What is being asked: Print the listing below exactly, images excluded.

************

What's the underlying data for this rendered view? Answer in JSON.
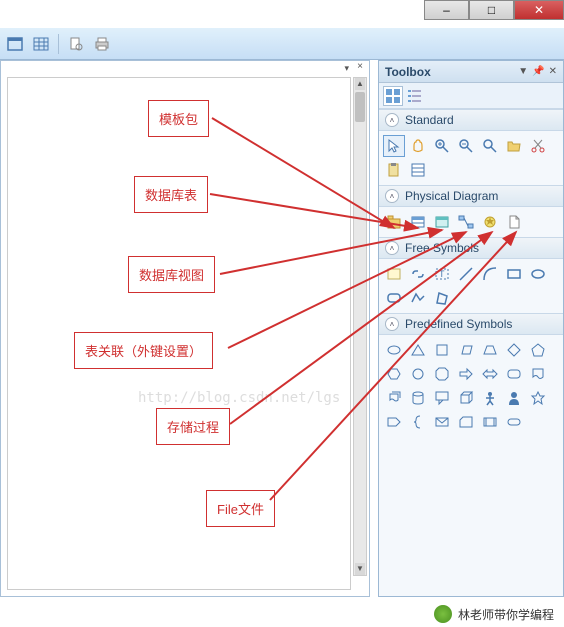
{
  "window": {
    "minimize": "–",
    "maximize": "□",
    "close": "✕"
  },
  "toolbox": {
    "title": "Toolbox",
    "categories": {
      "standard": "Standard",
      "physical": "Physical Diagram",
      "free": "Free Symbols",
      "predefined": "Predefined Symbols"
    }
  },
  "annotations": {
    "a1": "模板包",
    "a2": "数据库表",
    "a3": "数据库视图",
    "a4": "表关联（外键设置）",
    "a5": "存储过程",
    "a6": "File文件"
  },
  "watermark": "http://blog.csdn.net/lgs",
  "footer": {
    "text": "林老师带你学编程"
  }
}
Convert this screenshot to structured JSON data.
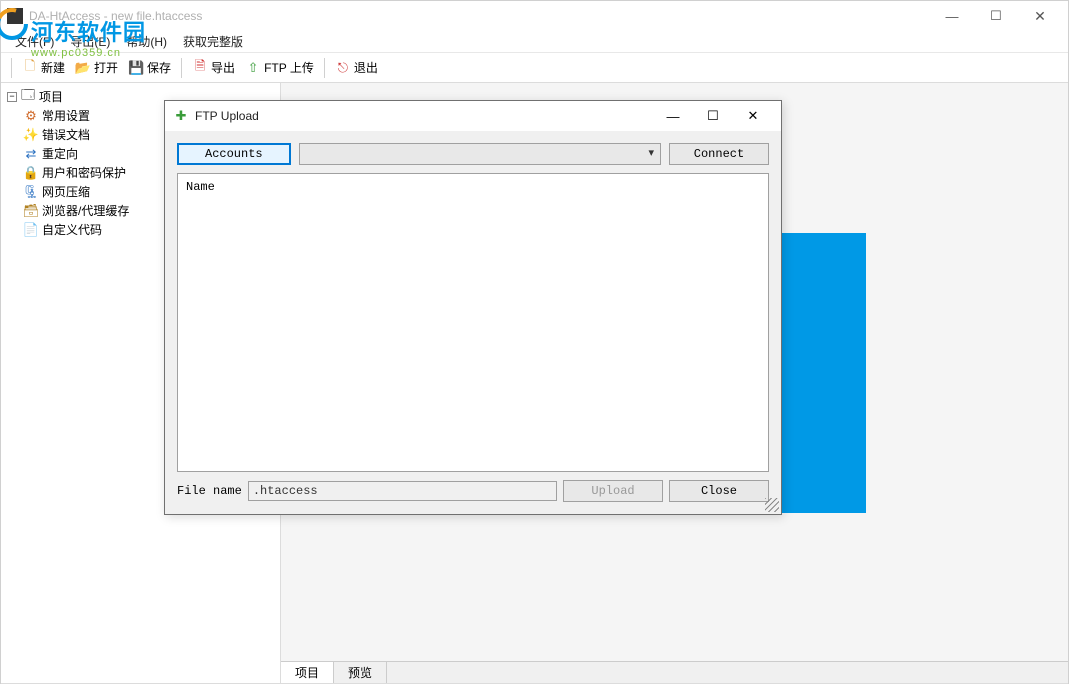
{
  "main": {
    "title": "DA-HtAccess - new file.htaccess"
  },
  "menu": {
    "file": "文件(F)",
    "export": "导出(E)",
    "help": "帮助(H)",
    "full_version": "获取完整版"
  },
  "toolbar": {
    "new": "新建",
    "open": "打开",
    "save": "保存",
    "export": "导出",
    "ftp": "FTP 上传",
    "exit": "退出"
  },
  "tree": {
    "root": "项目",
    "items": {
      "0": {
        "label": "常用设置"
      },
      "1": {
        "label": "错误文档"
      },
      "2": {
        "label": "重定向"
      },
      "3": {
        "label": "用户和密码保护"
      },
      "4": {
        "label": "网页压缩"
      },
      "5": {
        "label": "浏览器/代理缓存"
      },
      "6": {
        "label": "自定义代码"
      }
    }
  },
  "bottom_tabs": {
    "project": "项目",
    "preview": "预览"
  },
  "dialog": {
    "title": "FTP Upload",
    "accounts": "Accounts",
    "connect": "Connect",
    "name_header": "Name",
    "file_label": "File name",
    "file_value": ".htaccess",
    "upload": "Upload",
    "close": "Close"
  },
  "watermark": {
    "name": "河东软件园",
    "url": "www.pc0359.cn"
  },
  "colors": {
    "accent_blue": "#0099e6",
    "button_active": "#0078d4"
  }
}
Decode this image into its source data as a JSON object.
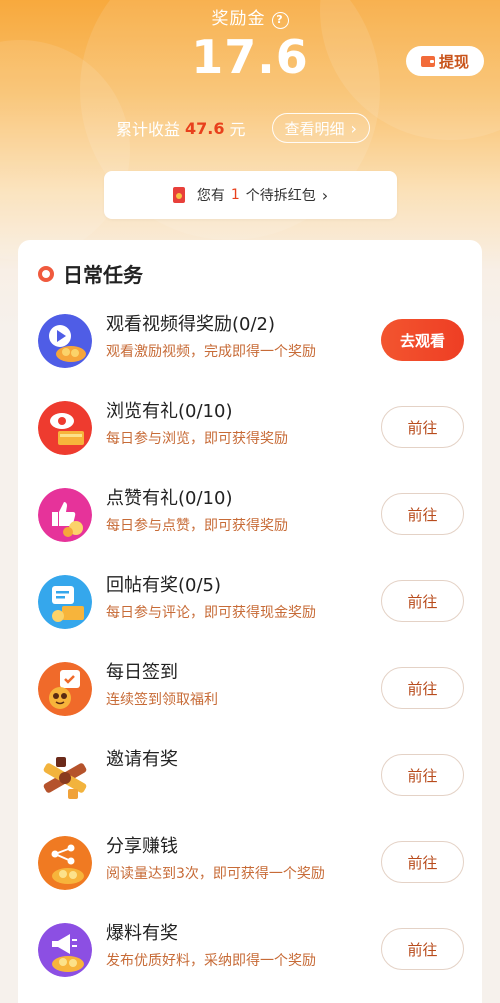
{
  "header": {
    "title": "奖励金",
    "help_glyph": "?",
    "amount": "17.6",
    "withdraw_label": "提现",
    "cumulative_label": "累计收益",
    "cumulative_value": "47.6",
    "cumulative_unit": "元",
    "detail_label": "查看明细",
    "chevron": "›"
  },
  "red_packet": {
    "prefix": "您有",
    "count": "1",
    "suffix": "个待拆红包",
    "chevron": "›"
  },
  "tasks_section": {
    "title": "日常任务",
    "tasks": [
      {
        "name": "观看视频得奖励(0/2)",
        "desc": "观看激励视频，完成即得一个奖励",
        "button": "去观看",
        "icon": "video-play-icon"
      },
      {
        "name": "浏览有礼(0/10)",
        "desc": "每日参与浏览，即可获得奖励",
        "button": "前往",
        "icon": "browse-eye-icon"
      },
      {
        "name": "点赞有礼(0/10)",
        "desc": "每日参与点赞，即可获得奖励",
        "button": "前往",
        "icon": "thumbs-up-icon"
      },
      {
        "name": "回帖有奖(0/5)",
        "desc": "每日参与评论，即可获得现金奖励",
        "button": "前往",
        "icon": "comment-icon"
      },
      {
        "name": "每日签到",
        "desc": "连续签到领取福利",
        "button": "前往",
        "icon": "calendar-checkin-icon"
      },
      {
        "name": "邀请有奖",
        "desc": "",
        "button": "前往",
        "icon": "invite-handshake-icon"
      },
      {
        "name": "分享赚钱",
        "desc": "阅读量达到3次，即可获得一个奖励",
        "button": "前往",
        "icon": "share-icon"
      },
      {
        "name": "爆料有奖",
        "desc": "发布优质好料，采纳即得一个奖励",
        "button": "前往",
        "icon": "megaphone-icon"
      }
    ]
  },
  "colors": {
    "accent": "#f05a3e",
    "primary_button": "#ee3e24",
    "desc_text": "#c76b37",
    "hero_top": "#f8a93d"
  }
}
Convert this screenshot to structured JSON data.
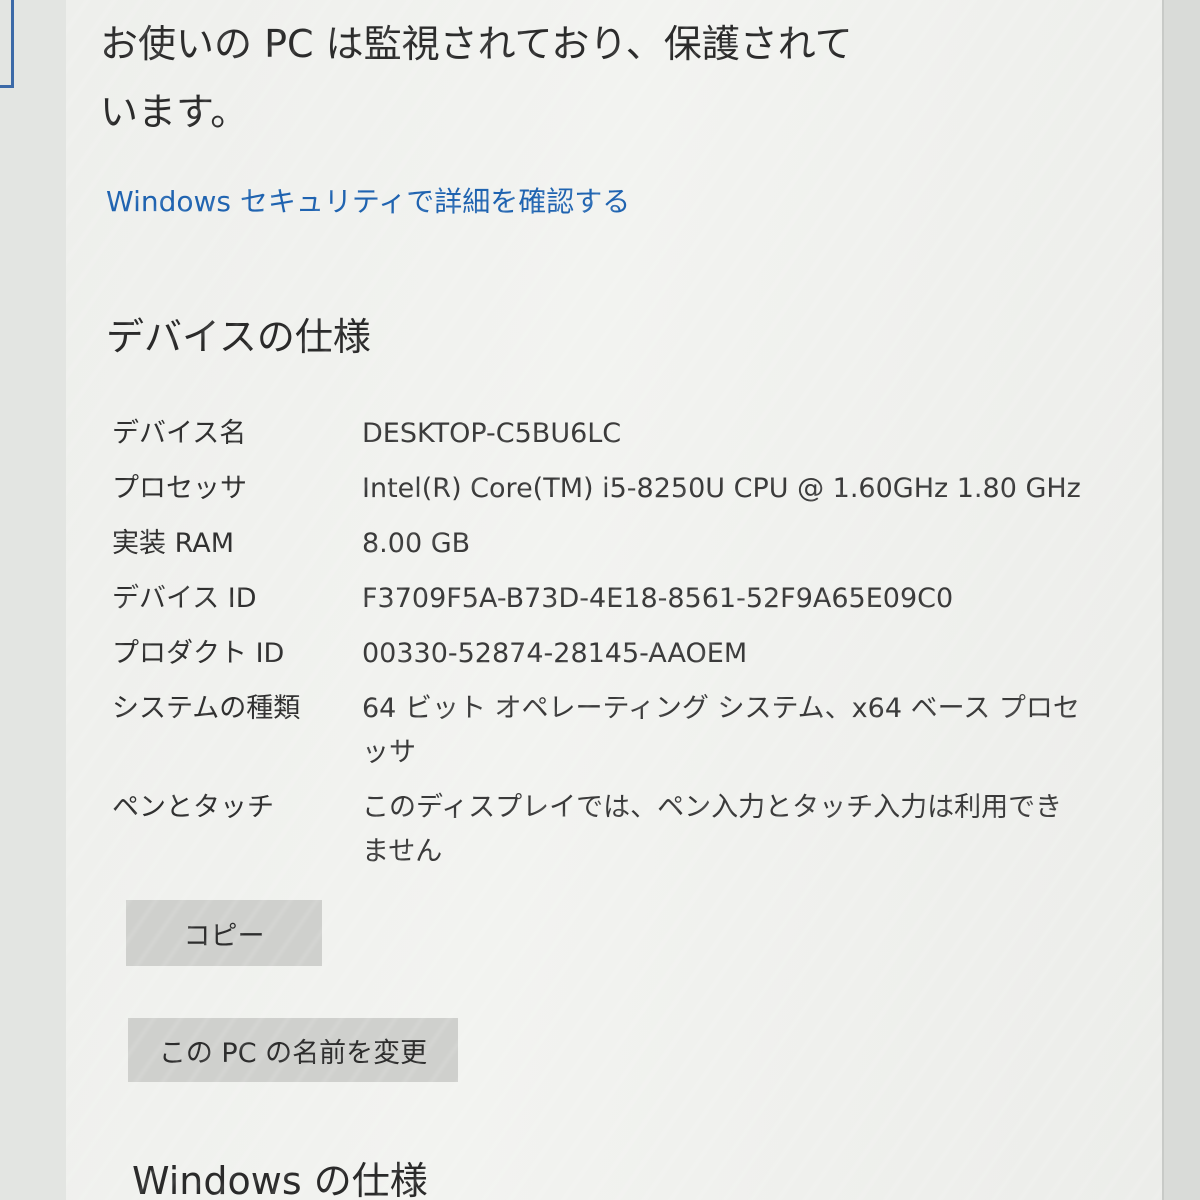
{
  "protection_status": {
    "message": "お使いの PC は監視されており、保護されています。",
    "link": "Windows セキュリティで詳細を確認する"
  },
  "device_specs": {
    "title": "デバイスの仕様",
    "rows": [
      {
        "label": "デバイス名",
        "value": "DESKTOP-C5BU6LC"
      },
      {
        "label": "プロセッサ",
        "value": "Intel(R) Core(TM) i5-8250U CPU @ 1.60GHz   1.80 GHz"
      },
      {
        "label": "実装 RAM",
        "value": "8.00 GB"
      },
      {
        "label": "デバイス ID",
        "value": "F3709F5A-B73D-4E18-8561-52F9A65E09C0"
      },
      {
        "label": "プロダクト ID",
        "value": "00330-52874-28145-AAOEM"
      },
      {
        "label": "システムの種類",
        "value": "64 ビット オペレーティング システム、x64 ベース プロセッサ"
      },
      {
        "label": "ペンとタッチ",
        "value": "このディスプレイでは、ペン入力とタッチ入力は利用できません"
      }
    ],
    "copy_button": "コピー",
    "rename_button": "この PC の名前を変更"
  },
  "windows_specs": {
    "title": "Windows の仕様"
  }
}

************

Response to the exercise:
What's the underlying data for this rendered view? Answer in JSON.
{
  "window": {
    "minimize": "–",
    "maximize": "□",
    "close": "✕"
  },
  "toolbox": {
    "title": "Toolbox",
    "categories": {
      "standard": "Standard",
      "physical": "Physical Diagram",
      "free": "Free Symbols",
      "predefined": "Predefined Symbols"
    }
  },
  "annotations": {
    "a1": "模板包",
    "a2": "数据库表",
    "a3": "数据库视图",
    "a4": "表关联（外键设置）",
    "a5": "存储过程",
    "a6": "File文件"
  },
  "watermark": "http://blog.csdn.net/lgs",
  "footer": {
    "text": "林老师带你学编程"
  }
}
Convert this screenshot to structured JSON data.
{
  "main": {
    "title": "DA-HtAccess - new file.htaccess"
  },
  "menu": {
    "file": "文件(F)",
    "export": "导出(E)",
    "help": "帮助(H)",
    "full_version": "获取完整版"
  },
  "toolbar": {
    "new": "新建",
    "open": "打开",
    "save": "保存",
    "export": "导出",
    "ftp": "FTP 上传",
    "exit": "退出"
  },
  "tree": {
    "root": "项目",
    "items": {
      "0": {
        "label": "常用设置"
      },
      "1": {
        "label": "错误文档"
      },
      "2": {
        "label": "重定向"
      },
      "3": {
        "label": "用户和密码保护"
      },
      "4": {
        "label": "网页压缩"
      },
      "5": {
        "label": "浏览器/代理缓存"
      },
      "6": {
        "label": "自定义代码"
      }
    }
  },
  "bottom_tabs": {
    "project": "项目",
    "preview": "预览"
  },
  "dialog": {
    "title": "FTP Upload",
    "accounts": "Accounts",
    "connect": "Connect",
    "name_header": "Name",
    "file_label": "File name",
    "file_value": ".htaccess",
    "upload": "Upload",
    "close": "Close"
  },
  "watermark": {
    "name": "河东软件园",
    "url": "www.pc0359.cn"
  },
  "colors": {
    "accent_blue": "#0099e6",
    "button_active": "#0078d4"
  }
}
Decode this image into its source data as a JSON object.
{
  "header": {
    "title": "奖励金",
    "help_glyph": "?",
    "amount": "17.6",
    "withdraw_label": "提现",
    "cumulative_label": "累计收益",
    "cumulative_value": "47.6",
    "cumulative_unit": "元",
    "detail_label": "查看明细",
    "chevron": "›"
  },
  "red_packet": {
    "prefix": "您有",
    "count": "1",
    "suffix": "个待拆红包",
    "chevron": "›"
  },
  "tasks_section": {
    "title": "日常任务",
    "tasks": [
      {
        "name": "观看视频得奖励(0/2)",
        "desc": "观看激励视频，完成即得一个奖励",
        "button": "去观看",
        "icon": "video-play-icon"
      },
      {
        "name": "浏览有礼(0/10)",
        "desc": "每日参与浏览，即可获得奖励",
        "button": "前往",
        "icon": "browse-eye-icon"
      },
      {
        "name": "点赞有礼(0/10)",
        "desc": "每日参与点赞，即可获得奖励",
        "button": "前往",
        "icon": "thumbs-up-icon"
      },
      {
        "name": "回帖有奖(0/5)",
        "desc": "每日参与评论，即可获得现金奖励",
        "button": "前往",
        "icon": "comment-icon"
      },
      {
        "name": "每日签到",
        "desc": "连续签到领取福利",
        "button": "前往",
        "icon": "calendar-checkin-icon"
      },
      {
        "name": "邀请有奖",
        "desc": "",
        "button": "前往",
        "icon": "invite-handshake-icon"
      },
      {
        "name": "分享赚钱",
        "desc": "阅读量达到3次，即可获得一个奖励",
        "button": "前往",
        "icon": "share-icon"
      },
      {
        "name": "爆料有奖",
        "desc": "发布优质好料，采纳即得一个奖励",
        "button": "前往",
        "icon": "megaphone-icon"
      }
    ]
  },
  "colors": {
    "accent": "#f05a3e",
    "primary_button": "#ee3e24",
    "desc_text": "#c76b37",
    "hero_top": "#f8a93d"
  }
}
Convert this screenshot to structured JSON data.
{
  "protection_status": {
    "message": "お使いの PC は監視されており、保護されています。",
    "link": "Windows セキュリティで詳細を確認する"
  },
  "device_specs": {
    "title": "デバイスの仕様",
    "rows": [
      {
        "label": "デバイス名",
        "value": "DESKTOP-C5BU6LC"
      },
      {
        "label": "プロセッサ",
        "value": "Intel(R) Core(TM) i5-8250U CPU @ 1.60GHz   1.80 GHz"
      },
      {
        "label": "実装 RAM",
        "value": "8.00 GB"
      },
      {
        "label": "デバイス ID",
        "value": "F3709F5A-B73D-4E18-8561-52F9A65E09C0"
      },
      {
        "label": "プロダクト ID",
        "value": "00330-52874-28145-AAOEM"
      },
      {
        "label": "システムの種類",
        "value": "64 ビット オペレーティング システム、x64 ベース プロセッサ"
      },
      {
        "label": "ペンとタッチ",
        "value": "このディスプレイでは、ペン入力とタッチ入力は利用できません"
      }
    ],
    "copy_button": "コピー",
    "rename_button": "この PC の名前を変更"
  },
  "windows_specs": {
    "title": "Windows の仕様"
  }
}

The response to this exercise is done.